Given data
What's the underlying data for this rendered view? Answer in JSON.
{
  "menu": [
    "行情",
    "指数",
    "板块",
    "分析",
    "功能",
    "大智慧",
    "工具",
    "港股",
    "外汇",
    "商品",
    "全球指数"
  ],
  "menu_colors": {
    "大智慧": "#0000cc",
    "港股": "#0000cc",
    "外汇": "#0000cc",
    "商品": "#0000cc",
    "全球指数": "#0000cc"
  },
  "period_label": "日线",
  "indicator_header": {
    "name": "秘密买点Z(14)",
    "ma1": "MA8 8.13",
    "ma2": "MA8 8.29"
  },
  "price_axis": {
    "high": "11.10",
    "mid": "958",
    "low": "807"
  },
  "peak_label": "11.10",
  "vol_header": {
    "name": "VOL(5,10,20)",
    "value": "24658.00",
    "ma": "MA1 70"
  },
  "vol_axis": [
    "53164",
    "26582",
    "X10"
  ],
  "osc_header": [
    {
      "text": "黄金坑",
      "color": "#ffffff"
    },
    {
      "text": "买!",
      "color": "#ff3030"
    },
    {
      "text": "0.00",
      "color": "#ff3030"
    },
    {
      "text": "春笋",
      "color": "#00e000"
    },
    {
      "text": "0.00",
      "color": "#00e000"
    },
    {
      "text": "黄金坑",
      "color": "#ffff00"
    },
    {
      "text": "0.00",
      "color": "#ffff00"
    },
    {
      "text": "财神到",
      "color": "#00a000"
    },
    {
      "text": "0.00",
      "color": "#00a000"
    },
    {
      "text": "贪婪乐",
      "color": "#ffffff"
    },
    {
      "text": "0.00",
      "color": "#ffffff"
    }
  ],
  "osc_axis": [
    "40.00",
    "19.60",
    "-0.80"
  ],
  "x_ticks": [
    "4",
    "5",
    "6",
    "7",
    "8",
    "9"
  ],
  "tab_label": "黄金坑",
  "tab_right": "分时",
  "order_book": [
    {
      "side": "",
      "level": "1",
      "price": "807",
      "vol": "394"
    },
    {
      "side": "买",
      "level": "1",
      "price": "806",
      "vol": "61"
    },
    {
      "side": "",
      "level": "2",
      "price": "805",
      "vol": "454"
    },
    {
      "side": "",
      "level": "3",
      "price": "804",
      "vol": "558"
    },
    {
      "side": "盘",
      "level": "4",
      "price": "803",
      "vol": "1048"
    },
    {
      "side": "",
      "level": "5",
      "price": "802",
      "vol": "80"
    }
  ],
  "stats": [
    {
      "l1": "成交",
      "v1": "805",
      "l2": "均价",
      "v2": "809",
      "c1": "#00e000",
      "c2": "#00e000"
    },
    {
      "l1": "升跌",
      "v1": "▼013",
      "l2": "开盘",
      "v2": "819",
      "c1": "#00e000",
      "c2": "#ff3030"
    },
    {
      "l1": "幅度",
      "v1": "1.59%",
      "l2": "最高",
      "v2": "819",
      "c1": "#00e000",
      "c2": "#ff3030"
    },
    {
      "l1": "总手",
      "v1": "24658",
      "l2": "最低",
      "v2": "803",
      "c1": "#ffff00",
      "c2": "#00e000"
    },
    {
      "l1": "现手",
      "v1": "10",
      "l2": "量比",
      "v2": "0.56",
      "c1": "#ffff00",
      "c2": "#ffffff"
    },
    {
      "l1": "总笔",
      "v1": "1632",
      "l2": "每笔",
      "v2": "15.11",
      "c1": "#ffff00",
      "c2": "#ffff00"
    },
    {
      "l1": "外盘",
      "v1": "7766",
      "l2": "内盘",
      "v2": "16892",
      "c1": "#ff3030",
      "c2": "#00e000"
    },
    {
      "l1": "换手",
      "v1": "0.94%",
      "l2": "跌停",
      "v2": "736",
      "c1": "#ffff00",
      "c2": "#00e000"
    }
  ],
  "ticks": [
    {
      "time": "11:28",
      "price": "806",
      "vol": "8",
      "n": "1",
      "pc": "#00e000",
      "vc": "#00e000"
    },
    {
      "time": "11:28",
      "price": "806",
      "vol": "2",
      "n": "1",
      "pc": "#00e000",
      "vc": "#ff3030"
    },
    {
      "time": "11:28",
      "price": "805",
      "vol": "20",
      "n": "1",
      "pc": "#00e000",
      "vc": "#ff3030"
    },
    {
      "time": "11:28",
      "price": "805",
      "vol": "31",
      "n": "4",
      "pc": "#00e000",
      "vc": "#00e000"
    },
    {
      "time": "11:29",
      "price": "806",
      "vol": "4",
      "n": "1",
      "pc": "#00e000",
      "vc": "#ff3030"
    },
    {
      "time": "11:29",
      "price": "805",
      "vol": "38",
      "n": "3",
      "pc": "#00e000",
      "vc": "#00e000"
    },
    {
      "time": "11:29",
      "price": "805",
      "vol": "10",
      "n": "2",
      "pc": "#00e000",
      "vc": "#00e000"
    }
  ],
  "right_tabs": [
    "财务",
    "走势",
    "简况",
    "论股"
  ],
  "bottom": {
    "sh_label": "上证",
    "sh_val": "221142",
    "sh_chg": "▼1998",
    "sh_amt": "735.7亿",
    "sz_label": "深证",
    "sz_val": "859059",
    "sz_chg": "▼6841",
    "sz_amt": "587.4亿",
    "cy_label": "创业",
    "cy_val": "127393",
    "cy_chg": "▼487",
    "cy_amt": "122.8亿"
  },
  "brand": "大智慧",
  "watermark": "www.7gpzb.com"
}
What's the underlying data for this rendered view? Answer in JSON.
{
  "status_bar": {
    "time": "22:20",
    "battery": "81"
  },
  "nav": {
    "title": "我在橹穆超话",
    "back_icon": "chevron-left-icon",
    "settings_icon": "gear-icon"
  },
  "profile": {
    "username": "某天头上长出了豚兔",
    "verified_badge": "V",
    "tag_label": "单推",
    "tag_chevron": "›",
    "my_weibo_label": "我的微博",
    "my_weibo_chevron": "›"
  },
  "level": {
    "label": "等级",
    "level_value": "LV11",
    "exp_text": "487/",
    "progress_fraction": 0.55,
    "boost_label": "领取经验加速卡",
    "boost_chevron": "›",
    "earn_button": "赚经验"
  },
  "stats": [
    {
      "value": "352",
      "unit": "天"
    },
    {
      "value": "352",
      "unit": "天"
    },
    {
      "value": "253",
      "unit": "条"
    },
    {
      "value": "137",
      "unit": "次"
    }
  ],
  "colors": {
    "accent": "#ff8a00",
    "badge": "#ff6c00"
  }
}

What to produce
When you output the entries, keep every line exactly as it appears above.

Reply
What's the underlying data for this rendered view? Answer in JSON.
{
  "menu": [
    "行情",
    "指数",
    "板块",
    "分析",
    "功能",
    "大智慧",
    "工具",
    "港股",
    "外汇",
    "商品",
    "全球指数"
  ],
  "menu_colors": {
    "大智慧": "#0000cc",
    "港股": "#0000cc",
    "外汇": "#0000cc",
    "商品": "#0000cc",
    "全球指数": "#0000cc"
  },
  "period_label": "日线",
  "indicator_header": {
    "name": "秘密买点Z(14)",
    "ma1": "MA8 8.13",
    "ma2": "MA8 8.29"
  },
  "price_axis": {
    "high": "11.10",
    "mid": "958",
    "low": "807"
  },
  "peak_label": "11.10",
  "vol_header": {
    "name": "VOL(5,10,20)",
    "value": "24658.00",
    "ma": "MA1 70"
  },
  "vol_axis": [
    "53164",
    "26582",
    "X10"
  ],
  "osc_header": [
    {
      "text": "黄金坑",
      "color": "#ffffff"
    },
    {
      "text": "买!",
      "color": "#ff3030"
    },
    {
      "text": "0.00",
      "color": "#ff3030"
    },
    {
      "text": "春笋",
      "color": "#00e000"
    },
    {
      "text": "0.00",
      "color": "#00e000"
    },
    {
      "text": "黄金坑",
      "color": "#ffff00"
    },
    {
      "text": "0.00",
      "color": "#ffff00"
    },
    {
      "text": "财神到",
      "color": "#00a000"
    },
    {
      "text": "0.00",
      "color": "#00a000"
    },
    {
      "text": "贪婪乐",
      "color": "#ffffff"
    },
    {
      "text": "0.00",
      "color": "#ffffff"
    }
  ],
  "osc_axis": [
    "40.00",
    "19.60",
    "-0.80"
  ],
  "x_ticks": [
    "4",
    "5",
    "6",
    "7",
    "8",
    "9"
  ],
  "tab_label": "黄金坑",
  "tab_right": "分时",
  "order_book": [
    {
      "side": "",
      "level": "1",
      "price": "807",
      "vol": "394"
    },
    {
      "side": "买",
      "level": "1",
      "price": "806",
      "vol": "61"
    },
    {
      "side": "",
      "level": "2",
      "price": "805",
      "vol": "454"
    },
    {
      "side": "",
      "level": "3",
      "price": "804",
      "vol": "558"
    },
    {
      "side": "盘",
      "level": "4",
      "price": "803",
      "vol": "1048"
    },
    {
      "side": "",
      "level": "5",
      "price": "802",
      "vol": "80"
    }
  ],
  "stats": [
    {
      "l1": "成交",
      "v1": "805",
      "l2": "均价",
      "v2": "809",
      "c1": "#00e000",
      "c2": "#00e000"
    },
    {
      "l1": "升跌",
      "v1": "▼013",
      "l2": "开盘",
      "v2": "819",
      "c1": "#00e000",
      "c2": "#ff3030"
    },
    {
      "l1": "幅度",
      "v1": "1.59%",
      "l2": "最高",
      "v2": "819",
      "c1": "#00e000",
      "c2": "#ff3030"
    },
    {
      "l1": "总手",
      "v1": "24658",
      "l2": "最低",
      "v2": "803",
      "c1": "#ffff00",
      "c2": "#00e000"
    },
    {
      "l1": "现手",
      "v1": "10",
      "l2": "量比",
      "v2": "0.56",
      "c1": "#ffff00",
      "c2": "#ffffff"
    },
    {
      "l1": "总笔",
      "v1": "1632",
      "l2": "每笔",
      "v2": "15.11",
      "c1": "#ffff00",
      "c2": "#ffff00"
    },
    {
      "l1": "外盘",
      "v1": "7766",
      "l2": "内盘",
      "v2": "16892",
      "c1": "#ff3030",
      "c2": "#00e000"
    },
    {
      "l1": "换手",
      "v1": "0.94%",
      "l2": "跌停",
      "v2": "736",
      "c1": "#ffff00",
      "c2": "#00e000"
    }
  ],
  "ticks": [
    {
      "time": "11:28",
      "price": "806",
      "vol": "8",
      "n": "1",
      "pc": "#00e000",
      "vc": "#00e000"
    },
    {
      "time": "11:28",
      "price": "806",
      "vol": "2",
      "n": "1",
      "pc": "#00e000",
      "vc": "#ff3030"
    },
    {
      "time": "11:28",
      "price": "805",
      "vol": "20",
      "n": "1",
      "pc": "#00e000",
      "vc": "#ff3030"
    },
    {
      "time": "11:28",
      "price": "805",
      "vol": "31",
      "n": "4",
      "pc": "#00e000",
      "vc": "#00e000"
    },
    {
      "time": "11:29",
      "price": "806",
      "vol": "4",
      "n": "1",
      "pc": "#00e000",
      "vc": "#ff3030"
    },
    {
      "time": "11:29",
      "price": "805",
      "vol": "38",
      "n": "3",
      "pc": "#00e000",
      "vc": "#00e000"
    },
    {
      "time": "11:29",
      "price": "805",
      "vol": "10",
      "n": "2",
      "pc": "#00e000",
      "vc": "#00e000"
    }
  ],
  "right_tabs": [
    "财务",
    "走势",
    "简况",
    "论股"
  ],
  "bottom": {
    "sh_label": "上证",
    "sh_val": "221142",
    "sh_chg": "▼1998",
    "sh_amt": "735.7亿",
    "sz_label": "深证",
    "sz_val": "859059",
    "sz_chg": "▼6841",
    "sz_amt": "587.4亿",
    "cy_label": "创业",
    "cy_val": "127393",
    "cy_chg": "▼487",
    "cy_amt": "122.8亿"
  },
  "brand": "大智慧",
  "watermark": "www.7gpzb.com"
}
What's the underlying data for this rendered view? Answer in JSON.
{
  "status_bar": {
    "time": "22:20",
    "battery": "81"
  },
  "nav": {
    "title": "我在橹穆超话",
    "back_icon": "chevron-left-icon",
    "settings_icon": "gear-icon"
  },
  "profile": {
    "username": "某天头上长出了豚兔",
    "verified_badge": "V",
    "tag_label": "单推",
    "tag_chevron": "›",
    "my_weibo_label": "我的微博",
    "my_weibo_chevron": "›"
  },
  "level": {
    "label": "等级",
    "level_value": "LV11",
    "exp_text": "487/",
    "progress_fraction": 0.55,
    "boost_label": "领取经验加速卡",
    "boost_chevron": "›",
    "earn_button": "赚经验"
  },
  "stats": [
    {
      "value": "352",
      "unit": "天"
    },
    {
      "value": "352",
      "unit": "天"
    },
    {
      "value": "253",
      "unit": "条"
    },
    {
      "value": "137",
      "unit": "次"
    }
  ],
  "colors": {
    "accent": "#ff8a00",
    "badge": "#ff6c00"
  }
}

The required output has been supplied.